Now a widow with two adult children who live in the West, Mrs. Suu Kyi was not eligible under the military's constitution to be a candidate in the election, because she was married to a British citizen.

Mr. Yettaw denied international media reports which portrayed him as mentally unstable, or that God was directing him through dreams.

But he has suffered grand mals, a serious form of epilepsy which includes muscle spasms and a loss of consciousness.

"I had grand mal seizures," Mr. Yettaw said. "I do have grand mals."

He described his intense dreams as "learning experiences. There are warnings. There are premonitions.

"I got a premonition about my son dying, and a week later, he was dead. I've had premonitions about every family member of mine who has died.
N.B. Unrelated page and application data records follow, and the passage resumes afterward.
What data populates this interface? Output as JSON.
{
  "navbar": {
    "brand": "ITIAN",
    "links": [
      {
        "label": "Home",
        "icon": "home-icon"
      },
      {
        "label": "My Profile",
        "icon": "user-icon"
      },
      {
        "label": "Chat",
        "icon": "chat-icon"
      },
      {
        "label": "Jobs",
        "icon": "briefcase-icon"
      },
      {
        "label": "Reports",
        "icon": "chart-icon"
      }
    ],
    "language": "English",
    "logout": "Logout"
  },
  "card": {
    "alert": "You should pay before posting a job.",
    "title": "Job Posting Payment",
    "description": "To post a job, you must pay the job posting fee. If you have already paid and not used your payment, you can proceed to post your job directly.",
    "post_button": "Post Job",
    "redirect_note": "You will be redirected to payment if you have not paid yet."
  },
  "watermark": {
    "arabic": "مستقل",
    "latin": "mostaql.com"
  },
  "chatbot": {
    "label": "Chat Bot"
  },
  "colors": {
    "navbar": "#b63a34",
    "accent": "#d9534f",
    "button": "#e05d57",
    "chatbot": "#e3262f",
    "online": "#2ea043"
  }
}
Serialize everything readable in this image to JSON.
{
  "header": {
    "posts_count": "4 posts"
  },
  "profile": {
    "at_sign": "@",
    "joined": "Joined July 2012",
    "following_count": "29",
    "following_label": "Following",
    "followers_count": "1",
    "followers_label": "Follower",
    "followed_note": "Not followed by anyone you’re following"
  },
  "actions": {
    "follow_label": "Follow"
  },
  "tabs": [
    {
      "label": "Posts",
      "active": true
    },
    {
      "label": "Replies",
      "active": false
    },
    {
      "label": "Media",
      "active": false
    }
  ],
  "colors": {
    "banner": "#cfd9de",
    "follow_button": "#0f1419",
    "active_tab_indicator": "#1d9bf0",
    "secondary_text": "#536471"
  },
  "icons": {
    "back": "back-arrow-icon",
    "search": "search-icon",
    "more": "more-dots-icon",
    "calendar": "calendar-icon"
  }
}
"Think about the statistics of being able to pick out a particular day -- name the date -- and then my son died on that day," he said.

"I can tell you one thing, the junta didn't want me there. The junta was afraid of me. I was told...the junta is afraid of me because of my predictions," Mr. Yettaw said.

"I'm not a fortune teller. I just had dreams," he said. "I don't prophesize. I just have premonitions."

While he was locked in Rangoon's Insein Prison in 2009, some guards treated him well, holding his hand, tucking him in at night, saying they loved him, and kissing his forehead when he was ill with fever, he said.

During his imprisonment, his son Shawn died of a heroin overdose in the U.S., worsening the grief he felt after another son, Clint, 17, died in a motorcycle accident in 2007, he said.

When Mr. Yettaw was 13, his only brother committed suicide in Michigan's Ionia State Hospital for the Criminally Insane, he said.


Richard S Ehrlich is a Bangkok-based journalist who has reported news from Asia since 1978. He is co-author of Hello My Big Big Honey!, a non-fiction book of investigative journalism. His web page is:

Asia Correspondent

(Copyright 2010 Richard S Ehrlich)